The biggest problem facing man's exploration of space, and traveling to even our closest planets like Mars, is the amount of time it takes. So any form of propulsion that makes those times shorter is very important, and interesting to NASA.
Space is daunting and the time it takes to travel anywhere makes it highly questionable when it comes to manned missions to places like Mars. Currently, it can take anywhere from 150 to 300 days for any unmanned mission to complete the trip from Earth to Mars, depending on orbital alignment at the time of launch.
However, some promising new research at the University of Washington has researchers theorizing that we could make the trip to Mars and back in 30 days, which would, needless to say, shave a lot of time off of a round trip to the planet thereby making it more feasible for manned missions.
The university is working on a fusion-powered spacecraft that uses a system they describe as a "unique manipulation of nuclear fusion". Researchers are pretty tight-lipped when it comes to any specific details about their propulsion system, but they have said that it involves "a type of plasma that is encased in its own magnetic field", which apparently can be compressed in order to create nuclear fusion.

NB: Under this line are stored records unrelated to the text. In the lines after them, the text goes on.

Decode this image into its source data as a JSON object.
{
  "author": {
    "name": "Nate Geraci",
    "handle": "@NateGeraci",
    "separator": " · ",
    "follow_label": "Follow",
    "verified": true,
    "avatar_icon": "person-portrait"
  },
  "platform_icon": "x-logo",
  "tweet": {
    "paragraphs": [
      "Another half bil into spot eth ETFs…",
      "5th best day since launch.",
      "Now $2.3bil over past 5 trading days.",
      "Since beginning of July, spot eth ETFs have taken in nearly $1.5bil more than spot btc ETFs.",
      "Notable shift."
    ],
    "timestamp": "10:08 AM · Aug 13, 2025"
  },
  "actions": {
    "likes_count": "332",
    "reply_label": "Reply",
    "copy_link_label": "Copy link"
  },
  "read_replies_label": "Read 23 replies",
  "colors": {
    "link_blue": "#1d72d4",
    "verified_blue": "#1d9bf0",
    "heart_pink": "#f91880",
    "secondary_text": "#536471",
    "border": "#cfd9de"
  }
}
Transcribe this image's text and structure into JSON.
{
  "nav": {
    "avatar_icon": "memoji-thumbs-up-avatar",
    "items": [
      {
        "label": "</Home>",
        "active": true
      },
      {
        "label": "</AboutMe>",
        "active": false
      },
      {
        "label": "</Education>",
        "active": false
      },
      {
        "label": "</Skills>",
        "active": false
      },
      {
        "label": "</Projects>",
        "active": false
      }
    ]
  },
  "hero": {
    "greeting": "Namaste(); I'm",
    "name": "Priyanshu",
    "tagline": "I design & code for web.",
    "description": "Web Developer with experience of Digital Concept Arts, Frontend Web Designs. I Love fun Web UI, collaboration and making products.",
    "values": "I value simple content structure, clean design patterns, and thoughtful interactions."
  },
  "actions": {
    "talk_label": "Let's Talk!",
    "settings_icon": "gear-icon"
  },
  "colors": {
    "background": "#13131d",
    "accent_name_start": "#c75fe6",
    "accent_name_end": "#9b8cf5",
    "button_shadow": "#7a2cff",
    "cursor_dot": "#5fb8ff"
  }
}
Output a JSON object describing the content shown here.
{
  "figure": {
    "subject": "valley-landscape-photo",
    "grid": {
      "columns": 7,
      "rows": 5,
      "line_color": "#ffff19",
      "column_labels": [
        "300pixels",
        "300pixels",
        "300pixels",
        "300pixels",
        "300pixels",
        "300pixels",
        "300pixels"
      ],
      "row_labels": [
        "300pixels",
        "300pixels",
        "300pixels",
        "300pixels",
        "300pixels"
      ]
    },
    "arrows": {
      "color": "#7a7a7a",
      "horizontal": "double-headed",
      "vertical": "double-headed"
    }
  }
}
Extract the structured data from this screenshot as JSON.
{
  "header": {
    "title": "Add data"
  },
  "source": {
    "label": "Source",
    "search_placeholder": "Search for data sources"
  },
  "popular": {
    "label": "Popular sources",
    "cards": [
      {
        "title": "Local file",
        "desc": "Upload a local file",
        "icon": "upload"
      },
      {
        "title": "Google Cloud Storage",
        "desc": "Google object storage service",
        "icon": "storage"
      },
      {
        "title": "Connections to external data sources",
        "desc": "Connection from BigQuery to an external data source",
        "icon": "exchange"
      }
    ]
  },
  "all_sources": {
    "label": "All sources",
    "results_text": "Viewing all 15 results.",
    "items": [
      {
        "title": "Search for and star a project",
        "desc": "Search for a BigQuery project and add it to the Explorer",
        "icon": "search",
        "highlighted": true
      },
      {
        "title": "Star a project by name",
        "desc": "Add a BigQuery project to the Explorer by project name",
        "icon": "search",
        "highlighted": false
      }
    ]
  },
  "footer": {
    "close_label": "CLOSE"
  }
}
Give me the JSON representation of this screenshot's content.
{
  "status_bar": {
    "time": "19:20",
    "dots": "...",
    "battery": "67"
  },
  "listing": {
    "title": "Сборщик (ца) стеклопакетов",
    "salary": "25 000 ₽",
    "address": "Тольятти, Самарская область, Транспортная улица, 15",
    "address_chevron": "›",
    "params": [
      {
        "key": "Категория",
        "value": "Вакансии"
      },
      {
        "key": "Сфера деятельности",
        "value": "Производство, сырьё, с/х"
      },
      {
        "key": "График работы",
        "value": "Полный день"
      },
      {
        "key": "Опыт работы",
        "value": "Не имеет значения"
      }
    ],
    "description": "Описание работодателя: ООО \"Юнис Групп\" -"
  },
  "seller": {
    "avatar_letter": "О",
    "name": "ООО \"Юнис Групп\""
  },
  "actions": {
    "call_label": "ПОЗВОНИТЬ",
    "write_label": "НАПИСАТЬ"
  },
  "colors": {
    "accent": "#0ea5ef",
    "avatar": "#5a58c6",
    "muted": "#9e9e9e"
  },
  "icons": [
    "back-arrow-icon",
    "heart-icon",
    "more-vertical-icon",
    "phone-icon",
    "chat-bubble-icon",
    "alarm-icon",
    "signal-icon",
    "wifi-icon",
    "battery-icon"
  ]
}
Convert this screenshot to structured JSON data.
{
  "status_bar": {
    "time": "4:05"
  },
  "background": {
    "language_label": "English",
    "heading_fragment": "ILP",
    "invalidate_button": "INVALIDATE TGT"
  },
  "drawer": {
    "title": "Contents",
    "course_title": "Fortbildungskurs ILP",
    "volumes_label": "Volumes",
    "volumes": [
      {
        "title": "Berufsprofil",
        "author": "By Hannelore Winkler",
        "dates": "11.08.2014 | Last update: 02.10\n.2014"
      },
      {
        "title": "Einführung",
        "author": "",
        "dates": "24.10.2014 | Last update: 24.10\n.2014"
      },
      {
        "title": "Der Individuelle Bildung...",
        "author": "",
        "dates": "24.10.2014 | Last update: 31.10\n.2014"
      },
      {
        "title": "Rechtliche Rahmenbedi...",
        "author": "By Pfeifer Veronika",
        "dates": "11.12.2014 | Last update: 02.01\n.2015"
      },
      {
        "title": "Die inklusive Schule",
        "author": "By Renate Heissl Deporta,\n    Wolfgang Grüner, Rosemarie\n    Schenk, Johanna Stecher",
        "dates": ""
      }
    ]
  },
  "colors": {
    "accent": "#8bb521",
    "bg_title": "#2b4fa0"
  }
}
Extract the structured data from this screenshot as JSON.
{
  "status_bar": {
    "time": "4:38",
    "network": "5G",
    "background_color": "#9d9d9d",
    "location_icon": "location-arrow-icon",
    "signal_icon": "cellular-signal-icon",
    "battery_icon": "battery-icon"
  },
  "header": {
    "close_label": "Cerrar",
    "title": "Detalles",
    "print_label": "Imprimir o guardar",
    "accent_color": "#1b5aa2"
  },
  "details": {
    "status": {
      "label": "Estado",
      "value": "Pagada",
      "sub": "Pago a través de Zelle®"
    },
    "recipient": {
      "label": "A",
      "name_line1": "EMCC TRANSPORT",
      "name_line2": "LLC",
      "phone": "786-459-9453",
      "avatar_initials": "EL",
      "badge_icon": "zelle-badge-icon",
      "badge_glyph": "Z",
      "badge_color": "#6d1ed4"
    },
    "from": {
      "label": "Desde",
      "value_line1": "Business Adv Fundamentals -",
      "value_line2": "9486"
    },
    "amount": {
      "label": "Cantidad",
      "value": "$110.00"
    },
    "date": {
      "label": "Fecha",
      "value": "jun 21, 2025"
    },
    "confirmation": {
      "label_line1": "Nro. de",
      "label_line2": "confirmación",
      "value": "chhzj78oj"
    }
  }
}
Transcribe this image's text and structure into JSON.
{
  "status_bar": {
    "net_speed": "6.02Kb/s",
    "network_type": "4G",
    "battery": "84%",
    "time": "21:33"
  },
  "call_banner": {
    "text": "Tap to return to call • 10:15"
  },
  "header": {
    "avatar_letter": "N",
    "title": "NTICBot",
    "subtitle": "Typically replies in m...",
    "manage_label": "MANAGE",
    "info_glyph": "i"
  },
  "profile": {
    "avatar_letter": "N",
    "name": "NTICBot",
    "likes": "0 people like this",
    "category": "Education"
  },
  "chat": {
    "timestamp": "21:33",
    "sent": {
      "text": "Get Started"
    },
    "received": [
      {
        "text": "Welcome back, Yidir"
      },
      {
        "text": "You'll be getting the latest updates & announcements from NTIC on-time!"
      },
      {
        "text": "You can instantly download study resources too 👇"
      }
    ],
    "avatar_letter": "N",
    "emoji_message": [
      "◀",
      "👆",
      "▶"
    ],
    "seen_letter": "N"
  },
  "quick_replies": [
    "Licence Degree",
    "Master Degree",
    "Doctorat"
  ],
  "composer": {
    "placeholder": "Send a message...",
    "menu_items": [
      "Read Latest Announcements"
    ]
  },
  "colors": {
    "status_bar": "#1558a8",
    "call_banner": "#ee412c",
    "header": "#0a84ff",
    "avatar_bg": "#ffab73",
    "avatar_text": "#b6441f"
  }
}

So far, their research has proved to be so promising that NASA has offered a second round of funding so that they can continue to work on the propulsion system.